Austin Reed, the troubled menswear retailer, yesterday ended its search for a new chief executive with the appointment of the former boss of Dorothy Perkins as it revealed that profits had collapsed.
Nick Hollingworth beat off internal competition from the acting chief executive, David Lowbridge, to replace Roger Jennings, who was ousted in January after a dire year climaxed in a disastrous Christmas. Mr Lowbridge, who runs the group's Country Casuals division, said it "would not be appropriate to comment at this point" on whether he planned to stay on. "Anybody in the trading line is vulnerable," one analyst said.
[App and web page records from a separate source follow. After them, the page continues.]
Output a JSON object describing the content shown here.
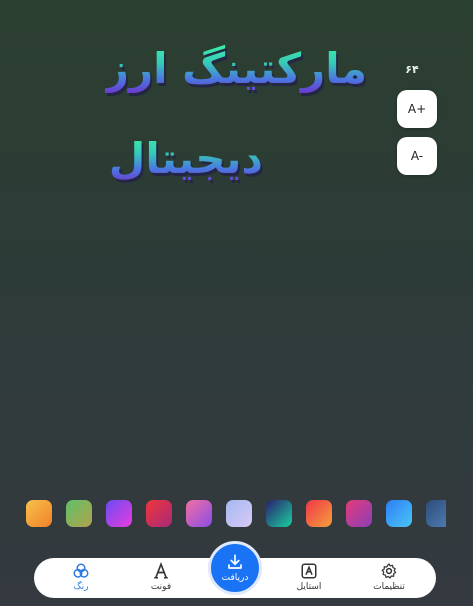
{
  "title": {
    "line1": "مارکتینگ ارز",
    "line2": "دیجیتال"
  },
  "font_size": {
    "value": "۶۴",
    "increase_label": "A+",
    "decrease_label": "A-"
  },
  "palette": [
    {
      "name": "orange",
      "from": "#f7c24a",
      "to": "#f2802a"
    },
    {
      "name": "green-olive",
      "from": "#5fc06a",
      "to": "#b1a34a"
    },
    {
      "name": "purple-pink",
      "from": "#6a4cf0",
      "to": "#e83ce0"
    },
    {
      "name": "red-crimson",
      "from": "#f0353a",
      "to": "#a82a7a"
    },
    {
      "name": "pink-purple",
      "from": "#f36fa2",
      "to": "#8a4de6"
    },
    {
      "name": "lavender",
      "from": "#a5b8f2",
      "to": "#d8c9f4"
    },
    {
      "name": "navy-teal",
      "from": "#2a1e6e",
      "to": "#1bd0a0"
    },
    {
      "name": "red-orange",
      "from": "#f0364a",
      "to": "#f5a03c"
    },
    {
      "name": "magenta",
      "from": "#e53b7a",
      "to": "#8a3fb8"
    },
    {
      "name": "blue",
      "from": "#2f7ef5",
      "to": "#49c6f7"
    },
    {
      "name": "slate-blue",
      "from": "#2c4c78",
      "to": "#4d7bb0"
    }
  ],
  "nav": {
    "color": {
      "label": "رنگ",
      "icon": "color-circles-icon"
    },
    "font": {
      "label": "فونت",
      "icon": "font-icon"
    },
    "download": {
      "label": "دریافت",
      "icon": "download-icon"
    },
    "style": {
      "label": "استایل",
      "icon": "style-icon"
    },
    "settings": {
      "label": "تنظیمات",
      "icon": "gear-icon"
    }
  },
  "colors": {
    "accent": "#1a73f5",
    "active_nav": "#2f7be0"
  }
}
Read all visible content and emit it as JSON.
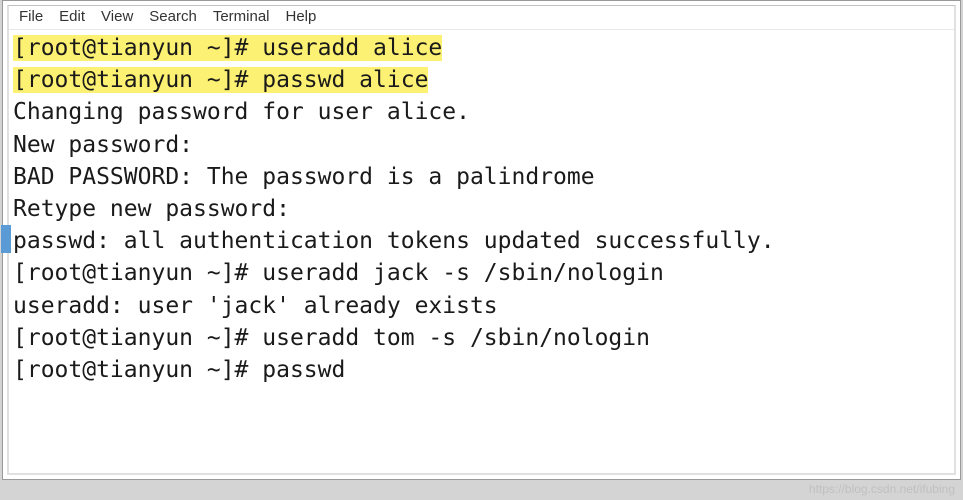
{
  "menu": {
    "file": "File",
    "edit": "Edit",
    "view": "View",
    "search": "Search",
    "terminal": "Terminal",
    "help": "Help"
  },
  "terminal": {
    "line1": "[root@tianyun ~]# useradd alice",
    "line2": "[root@tianyun ~]# passwd alice",
    "line3": "Changing password for user alice.",
    "line4": "New password:",
    "line5": "BAD PASSWORD: The password is a palindrome",
    "line6": "Retype new password:",
    "line7": "passwd: all authentication tokens updated successfully.",
    "line8": "[root@tianyun ~]# useradd jack -s /sbin/nologin",
    "line9": "useradd: user 'jack' already exists",
    "line10": "[root@tianyun ~]# useradd tom -s /sbin/nologin",
    "line11": "[root@tianyun ~]# passwd"
  },
  "watermark": "https://blog.csdn.net/ifubing"
}
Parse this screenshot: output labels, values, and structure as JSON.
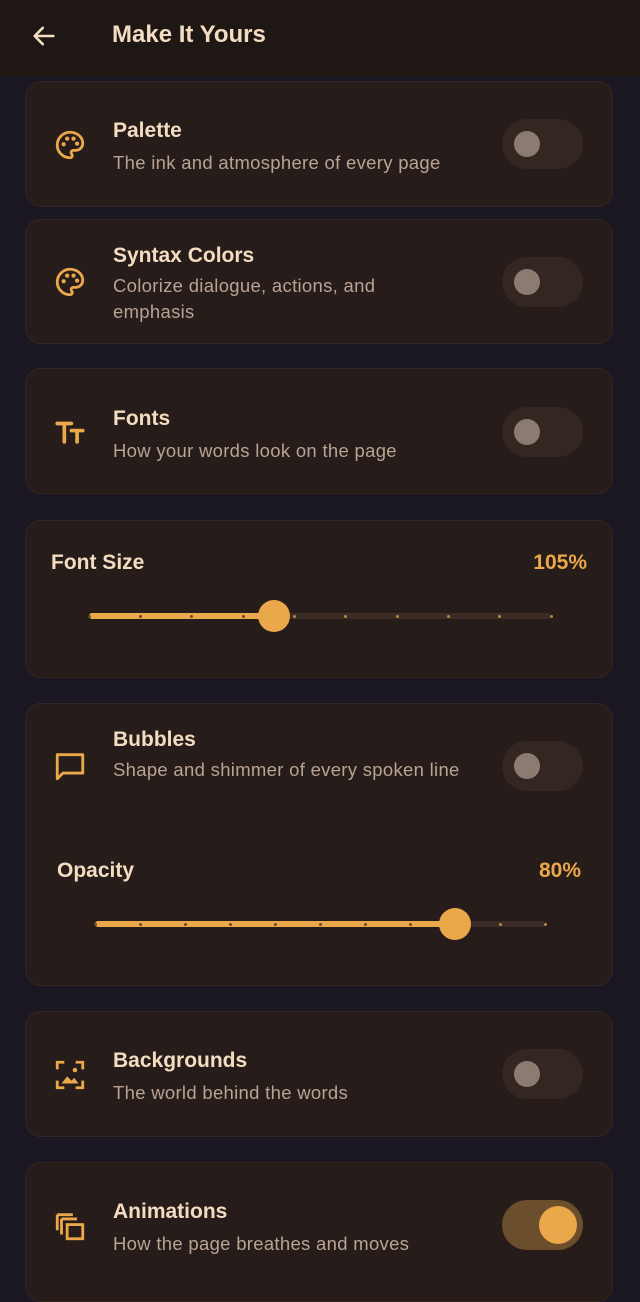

Mr Hollingworth, 51, who started his new post yesterday, will receive a basic salary of £275,000 - £28,000 more than Mr Jennings was paid. Before joining Arcadia, where he also headed Burton, Mr Hollingworth ran Etam for three years.
John Robbins, Austin Reed's chairman, said the board had chosen Mr Hollingworth over Mr Lowbridge because "he is a complete outsider" and a "retailer down to his fingertips". He added: "We wanted someone with a fresh point of view."
Austin Reed, which spent £12m overhauling its flagship Regent Street store last year, said its preliminary pre-tax profits had crashed by 84 per cent to £1.2m, before allowing for an exceptional gain of £2m from selling one of its stores. "We're all disappointed with the results last year," Mr Lowbridge said. Like-for-like sales fell 10 per cent during the year, while margins also suffered, producing a "significant erosion" in its retail profits, the company said.
Mr Lowbridge said there were "encouraging" signs that the new financial year had started better, claiming the group had "tackled a number of the problems head on". Like-for-like sales during the past nine weeks are 3 per cent lower, although sales at its Regent Street site have risen 33 per cent.
The group has attempted to make its men's and women's clothing more fashionable in an attempt to revive sales. Customers can now choose from four different cuts of men's suits, instead of just one.
Austin Reed last year fended off takeover approaches from a number of parties, including its founder's grandson, Nigel Robertson. Its net asset value fell from 175p a share to 169p during the year. It is still "negotiating" Mr Jennings' payoff, Mr Robbins said.Reuse content